═════ Data for this task
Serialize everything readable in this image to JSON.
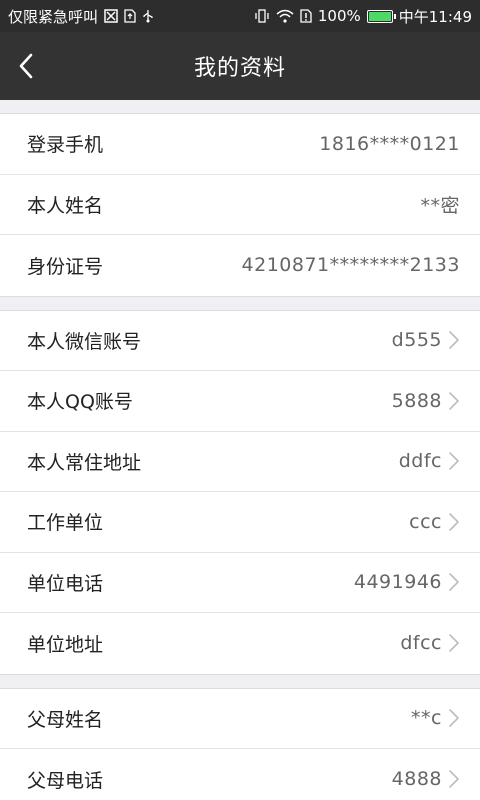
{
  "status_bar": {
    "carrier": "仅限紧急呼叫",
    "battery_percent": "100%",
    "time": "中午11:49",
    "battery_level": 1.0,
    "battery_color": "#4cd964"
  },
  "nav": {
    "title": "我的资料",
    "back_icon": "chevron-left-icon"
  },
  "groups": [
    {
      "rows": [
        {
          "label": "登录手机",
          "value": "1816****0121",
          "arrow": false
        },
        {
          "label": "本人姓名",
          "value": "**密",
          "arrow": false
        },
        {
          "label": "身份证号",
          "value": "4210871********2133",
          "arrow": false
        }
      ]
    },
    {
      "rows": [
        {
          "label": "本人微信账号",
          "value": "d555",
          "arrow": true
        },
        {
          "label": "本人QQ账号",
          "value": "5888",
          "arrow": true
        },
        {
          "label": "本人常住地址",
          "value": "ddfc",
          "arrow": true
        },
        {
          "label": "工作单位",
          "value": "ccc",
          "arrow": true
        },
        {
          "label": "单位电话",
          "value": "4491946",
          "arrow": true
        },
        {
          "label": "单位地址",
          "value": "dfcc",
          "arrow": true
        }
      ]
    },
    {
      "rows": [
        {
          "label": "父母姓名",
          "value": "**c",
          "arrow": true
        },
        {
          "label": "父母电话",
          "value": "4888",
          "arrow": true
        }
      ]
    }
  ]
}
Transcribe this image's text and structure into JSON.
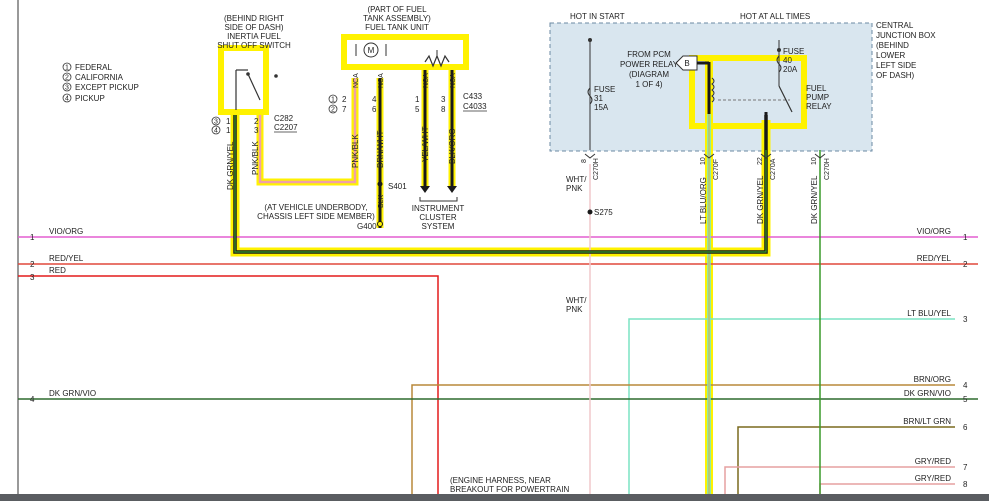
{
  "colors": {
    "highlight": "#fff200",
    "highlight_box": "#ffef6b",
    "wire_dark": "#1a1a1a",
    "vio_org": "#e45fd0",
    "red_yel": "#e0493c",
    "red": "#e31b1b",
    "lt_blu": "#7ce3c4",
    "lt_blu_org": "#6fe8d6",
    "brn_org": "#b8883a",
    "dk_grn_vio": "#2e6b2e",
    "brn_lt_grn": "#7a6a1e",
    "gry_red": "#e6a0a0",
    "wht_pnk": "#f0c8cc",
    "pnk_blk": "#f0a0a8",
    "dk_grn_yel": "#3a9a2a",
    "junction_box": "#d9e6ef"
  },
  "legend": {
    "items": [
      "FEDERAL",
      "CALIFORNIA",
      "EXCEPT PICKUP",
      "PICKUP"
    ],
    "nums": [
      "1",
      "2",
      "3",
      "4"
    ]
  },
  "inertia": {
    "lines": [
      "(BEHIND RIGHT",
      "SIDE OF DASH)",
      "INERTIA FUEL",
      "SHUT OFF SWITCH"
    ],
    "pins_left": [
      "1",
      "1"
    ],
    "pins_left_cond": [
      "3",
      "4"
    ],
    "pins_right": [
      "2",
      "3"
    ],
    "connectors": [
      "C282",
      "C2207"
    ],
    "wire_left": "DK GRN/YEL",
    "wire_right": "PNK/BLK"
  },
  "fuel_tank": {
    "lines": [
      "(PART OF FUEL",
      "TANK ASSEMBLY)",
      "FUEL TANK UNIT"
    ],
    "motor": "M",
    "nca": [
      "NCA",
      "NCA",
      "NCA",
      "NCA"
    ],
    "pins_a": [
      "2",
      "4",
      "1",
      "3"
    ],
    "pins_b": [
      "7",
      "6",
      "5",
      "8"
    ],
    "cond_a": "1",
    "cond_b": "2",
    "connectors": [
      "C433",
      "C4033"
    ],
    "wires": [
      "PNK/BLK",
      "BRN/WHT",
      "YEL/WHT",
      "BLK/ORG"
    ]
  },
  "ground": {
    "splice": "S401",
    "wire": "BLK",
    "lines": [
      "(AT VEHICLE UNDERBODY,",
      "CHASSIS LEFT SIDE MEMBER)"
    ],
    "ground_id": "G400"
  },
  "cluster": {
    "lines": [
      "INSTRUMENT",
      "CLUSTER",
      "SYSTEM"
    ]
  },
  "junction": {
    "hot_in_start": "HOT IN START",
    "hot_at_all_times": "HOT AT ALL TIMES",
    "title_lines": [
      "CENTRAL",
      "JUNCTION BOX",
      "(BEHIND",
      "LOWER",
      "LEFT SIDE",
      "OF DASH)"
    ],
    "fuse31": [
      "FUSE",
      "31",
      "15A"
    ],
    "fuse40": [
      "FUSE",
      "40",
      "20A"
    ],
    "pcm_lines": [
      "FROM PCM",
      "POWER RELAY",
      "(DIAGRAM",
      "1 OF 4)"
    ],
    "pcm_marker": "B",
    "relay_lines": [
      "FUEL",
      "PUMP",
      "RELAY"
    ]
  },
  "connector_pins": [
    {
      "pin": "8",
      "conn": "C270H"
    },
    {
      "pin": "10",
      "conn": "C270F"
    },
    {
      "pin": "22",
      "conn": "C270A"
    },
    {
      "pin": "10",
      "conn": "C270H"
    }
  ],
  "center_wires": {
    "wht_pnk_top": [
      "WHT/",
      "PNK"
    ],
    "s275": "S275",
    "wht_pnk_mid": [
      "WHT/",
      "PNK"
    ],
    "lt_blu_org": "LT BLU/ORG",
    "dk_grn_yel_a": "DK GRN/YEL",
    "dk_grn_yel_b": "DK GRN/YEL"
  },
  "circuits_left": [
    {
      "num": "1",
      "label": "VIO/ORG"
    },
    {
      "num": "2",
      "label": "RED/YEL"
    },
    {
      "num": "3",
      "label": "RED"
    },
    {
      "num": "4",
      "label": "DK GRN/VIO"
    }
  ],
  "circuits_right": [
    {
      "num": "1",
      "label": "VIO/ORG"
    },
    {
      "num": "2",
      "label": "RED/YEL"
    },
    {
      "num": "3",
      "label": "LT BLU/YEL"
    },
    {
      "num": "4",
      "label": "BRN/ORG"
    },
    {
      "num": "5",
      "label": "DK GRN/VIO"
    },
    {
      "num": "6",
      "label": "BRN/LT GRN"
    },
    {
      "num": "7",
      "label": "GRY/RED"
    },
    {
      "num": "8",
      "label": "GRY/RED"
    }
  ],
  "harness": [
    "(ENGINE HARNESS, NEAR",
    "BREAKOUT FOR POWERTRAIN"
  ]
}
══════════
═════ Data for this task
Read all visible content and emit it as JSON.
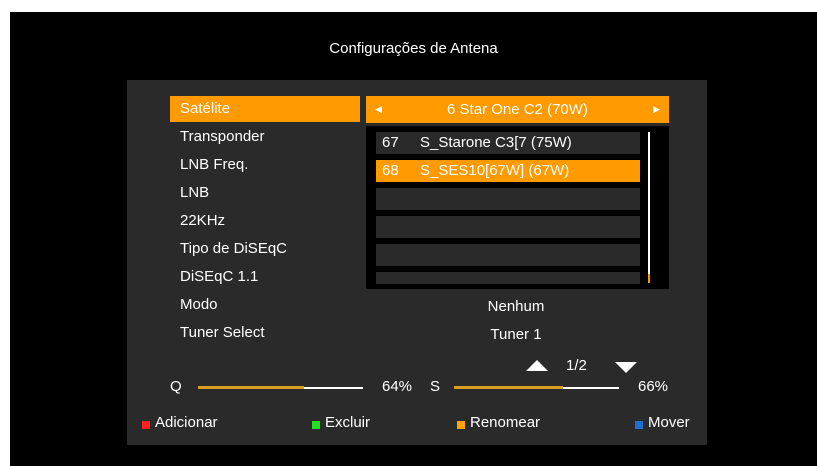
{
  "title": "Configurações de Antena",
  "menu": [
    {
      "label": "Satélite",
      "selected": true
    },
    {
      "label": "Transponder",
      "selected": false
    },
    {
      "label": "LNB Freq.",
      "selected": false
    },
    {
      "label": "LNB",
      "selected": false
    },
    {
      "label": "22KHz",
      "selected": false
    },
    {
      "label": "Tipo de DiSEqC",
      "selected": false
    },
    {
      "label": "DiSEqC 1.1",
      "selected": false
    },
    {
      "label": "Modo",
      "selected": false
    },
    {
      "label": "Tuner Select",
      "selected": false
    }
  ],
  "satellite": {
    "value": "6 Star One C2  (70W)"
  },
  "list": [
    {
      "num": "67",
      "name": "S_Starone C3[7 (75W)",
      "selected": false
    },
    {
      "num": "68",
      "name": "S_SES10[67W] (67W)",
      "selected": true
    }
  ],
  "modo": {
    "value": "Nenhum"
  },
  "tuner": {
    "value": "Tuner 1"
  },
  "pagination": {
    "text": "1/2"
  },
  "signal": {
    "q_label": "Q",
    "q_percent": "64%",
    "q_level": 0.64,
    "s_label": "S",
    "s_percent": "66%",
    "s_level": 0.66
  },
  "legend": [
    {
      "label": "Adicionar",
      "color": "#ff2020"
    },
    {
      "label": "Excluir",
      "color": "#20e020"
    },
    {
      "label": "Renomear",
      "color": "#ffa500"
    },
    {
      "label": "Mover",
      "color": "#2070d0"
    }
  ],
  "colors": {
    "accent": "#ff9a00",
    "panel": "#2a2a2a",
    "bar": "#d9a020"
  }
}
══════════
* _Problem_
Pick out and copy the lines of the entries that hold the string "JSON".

* _Your solution_
Serialize everything readable in this image to JSON.
Transcribe this image's text and structure into JSON.
Read all visible content and emit it as JSON.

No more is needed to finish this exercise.